### Given data
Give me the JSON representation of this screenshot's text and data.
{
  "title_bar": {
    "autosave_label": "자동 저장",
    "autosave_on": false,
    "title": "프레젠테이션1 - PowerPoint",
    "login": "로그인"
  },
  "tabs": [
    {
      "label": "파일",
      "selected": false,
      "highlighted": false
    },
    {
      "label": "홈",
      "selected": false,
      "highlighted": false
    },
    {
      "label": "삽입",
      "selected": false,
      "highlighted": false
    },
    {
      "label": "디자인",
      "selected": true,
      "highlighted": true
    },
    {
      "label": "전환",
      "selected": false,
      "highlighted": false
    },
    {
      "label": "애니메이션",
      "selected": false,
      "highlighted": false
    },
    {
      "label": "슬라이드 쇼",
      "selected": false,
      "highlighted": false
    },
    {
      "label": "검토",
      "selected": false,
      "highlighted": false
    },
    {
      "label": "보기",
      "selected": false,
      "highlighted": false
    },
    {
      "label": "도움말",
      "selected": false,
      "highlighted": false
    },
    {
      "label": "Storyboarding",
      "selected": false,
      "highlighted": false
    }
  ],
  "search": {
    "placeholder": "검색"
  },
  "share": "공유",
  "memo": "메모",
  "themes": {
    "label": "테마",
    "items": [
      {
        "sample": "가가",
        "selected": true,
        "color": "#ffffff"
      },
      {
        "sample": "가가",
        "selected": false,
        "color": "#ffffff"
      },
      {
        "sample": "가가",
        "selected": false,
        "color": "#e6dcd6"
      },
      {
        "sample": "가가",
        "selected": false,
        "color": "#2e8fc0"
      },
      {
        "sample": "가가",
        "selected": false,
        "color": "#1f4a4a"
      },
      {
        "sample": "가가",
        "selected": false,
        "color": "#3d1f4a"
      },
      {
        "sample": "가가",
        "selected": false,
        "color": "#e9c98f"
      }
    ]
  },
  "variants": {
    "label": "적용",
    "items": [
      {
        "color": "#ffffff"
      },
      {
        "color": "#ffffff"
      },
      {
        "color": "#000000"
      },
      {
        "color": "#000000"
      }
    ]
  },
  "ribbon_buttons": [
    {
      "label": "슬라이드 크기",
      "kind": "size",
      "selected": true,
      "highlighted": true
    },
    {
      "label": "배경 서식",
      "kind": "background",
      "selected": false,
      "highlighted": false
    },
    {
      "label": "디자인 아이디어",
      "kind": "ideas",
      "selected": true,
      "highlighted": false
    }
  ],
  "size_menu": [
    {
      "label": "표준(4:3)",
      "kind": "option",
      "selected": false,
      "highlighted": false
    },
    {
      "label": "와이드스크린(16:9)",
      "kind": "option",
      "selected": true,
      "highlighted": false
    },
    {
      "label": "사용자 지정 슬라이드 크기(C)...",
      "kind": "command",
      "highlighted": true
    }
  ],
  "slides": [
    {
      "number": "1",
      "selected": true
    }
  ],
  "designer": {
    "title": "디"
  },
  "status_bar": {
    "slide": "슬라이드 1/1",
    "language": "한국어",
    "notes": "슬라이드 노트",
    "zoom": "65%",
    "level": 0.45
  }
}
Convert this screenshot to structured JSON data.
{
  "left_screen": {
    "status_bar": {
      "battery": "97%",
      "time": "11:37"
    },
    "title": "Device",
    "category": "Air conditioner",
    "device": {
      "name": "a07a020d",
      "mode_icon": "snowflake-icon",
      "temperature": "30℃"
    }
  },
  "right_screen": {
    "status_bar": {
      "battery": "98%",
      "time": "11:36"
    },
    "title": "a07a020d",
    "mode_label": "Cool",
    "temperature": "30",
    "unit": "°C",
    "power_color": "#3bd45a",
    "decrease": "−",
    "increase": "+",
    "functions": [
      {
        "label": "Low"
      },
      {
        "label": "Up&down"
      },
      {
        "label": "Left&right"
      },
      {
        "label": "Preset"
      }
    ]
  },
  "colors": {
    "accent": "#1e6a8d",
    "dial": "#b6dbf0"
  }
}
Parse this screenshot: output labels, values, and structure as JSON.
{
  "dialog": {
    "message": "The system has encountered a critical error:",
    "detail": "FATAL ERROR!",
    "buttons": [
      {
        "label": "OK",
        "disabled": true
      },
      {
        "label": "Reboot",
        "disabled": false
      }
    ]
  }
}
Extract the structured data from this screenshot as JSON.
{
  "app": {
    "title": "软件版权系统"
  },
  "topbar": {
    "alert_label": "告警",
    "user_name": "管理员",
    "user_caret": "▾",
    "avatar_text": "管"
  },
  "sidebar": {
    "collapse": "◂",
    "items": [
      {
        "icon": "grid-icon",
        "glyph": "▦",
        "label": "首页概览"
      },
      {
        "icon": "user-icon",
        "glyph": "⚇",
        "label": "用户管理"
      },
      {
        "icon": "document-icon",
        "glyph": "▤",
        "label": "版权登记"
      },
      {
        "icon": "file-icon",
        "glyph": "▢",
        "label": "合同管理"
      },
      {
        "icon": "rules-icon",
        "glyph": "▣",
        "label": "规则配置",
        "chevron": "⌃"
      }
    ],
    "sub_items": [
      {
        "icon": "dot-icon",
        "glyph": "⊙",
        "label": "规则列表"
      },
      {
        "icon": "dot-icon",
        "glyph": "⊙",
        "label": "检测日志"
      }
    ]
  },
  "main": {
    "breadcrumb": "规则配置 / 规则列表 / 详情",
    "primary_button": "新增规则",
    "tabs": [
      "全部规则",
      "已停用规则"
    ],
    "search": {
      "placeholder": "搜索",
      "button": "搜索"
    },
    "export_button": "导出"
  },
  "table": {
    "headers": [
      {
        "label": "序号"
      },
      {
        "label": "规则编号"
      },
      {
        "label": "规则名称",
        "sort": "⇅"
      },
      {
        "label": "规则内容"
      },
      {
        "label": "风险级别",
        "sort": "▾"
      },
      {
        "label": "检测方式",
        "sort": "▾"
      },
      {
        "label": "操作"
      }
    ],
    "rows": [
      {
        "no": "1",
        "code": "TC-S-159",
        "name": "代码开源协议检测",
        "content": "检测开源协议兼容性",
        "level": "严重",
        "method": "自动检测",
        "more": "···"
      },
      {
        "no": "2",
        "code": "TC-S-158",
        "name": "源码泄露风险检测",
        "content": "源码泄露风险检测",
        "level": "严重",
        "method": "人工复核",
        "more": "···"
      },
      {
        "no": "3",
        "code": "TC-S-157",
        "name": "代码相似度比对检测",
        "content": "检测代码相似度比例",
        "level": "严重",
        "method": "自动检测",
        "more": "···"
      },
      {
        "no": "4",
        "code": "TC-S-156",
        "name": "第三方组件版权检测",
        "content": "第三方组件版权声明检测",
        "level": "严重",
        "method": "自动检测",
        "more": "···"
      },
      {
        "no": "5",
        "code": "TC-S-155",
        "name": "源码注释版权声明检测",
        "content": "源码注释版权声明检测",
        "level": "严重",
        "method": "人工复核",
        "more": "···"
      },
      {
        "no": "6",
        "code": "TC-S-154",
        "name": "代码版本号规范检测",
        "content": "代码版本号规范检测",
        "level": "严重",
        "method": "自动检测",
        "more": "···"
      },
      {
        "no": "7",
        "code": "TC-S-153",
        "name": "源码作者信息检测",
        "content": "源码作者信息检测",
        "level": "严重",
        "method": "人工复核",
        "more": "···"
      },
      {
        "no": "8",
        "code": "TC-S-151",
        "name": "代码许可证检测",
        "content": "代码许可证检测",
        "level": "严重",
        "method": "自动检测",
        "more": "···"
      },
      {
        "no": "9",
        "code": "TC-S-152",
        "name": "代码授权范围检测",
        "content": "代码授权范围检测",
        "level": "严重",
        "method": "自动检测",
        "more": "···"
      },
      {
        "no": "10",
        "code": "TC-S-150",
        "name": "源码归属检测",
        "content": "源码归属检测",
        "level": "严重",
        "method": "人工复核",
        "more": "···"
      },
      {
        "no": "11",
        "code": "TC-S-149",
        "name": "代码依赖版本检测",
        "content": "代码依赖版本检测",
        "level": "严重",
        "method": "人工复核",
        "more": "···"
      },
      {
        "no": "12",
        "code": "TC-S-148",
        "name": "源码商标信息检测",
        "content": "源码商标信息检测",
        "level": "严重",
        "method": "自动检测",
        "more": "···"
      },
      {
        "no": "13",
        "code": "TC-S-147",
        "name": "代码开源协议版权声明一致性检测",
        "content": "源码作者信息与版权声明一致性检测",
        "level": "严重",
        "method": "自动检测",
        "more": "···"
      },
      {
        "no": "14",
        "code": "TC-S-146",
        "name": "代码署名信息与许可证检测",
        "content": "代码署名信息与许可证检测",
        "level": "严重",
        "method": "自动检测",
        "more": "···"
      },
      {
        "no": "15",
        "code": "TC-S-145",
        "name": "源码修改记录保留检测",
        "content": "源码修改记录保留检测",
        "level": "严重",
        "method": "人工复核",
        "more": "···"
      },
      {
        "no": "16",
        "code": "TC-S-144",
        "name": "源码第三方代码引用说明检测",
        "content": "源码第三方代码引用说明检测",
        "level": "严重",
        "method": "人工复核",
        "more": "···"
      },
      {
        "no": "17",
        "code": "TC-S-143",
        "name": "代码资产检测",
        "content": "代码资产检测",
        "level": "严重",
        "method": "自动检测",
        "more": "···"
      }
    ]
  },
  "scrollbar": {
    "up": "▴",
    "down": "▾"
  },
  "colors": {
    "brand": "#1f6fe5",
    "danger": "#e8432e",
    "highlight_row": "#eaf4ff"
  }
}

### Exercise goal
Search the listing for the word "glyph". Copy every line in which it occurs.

### Exercise solution
        "glyph": "▦",
        "glyph": "⚇",
        "glyph": "▤",
        "glyph": "▢",
        "glyph": "▣",
        "glyph": "⊙",
        "glyph": "⊙",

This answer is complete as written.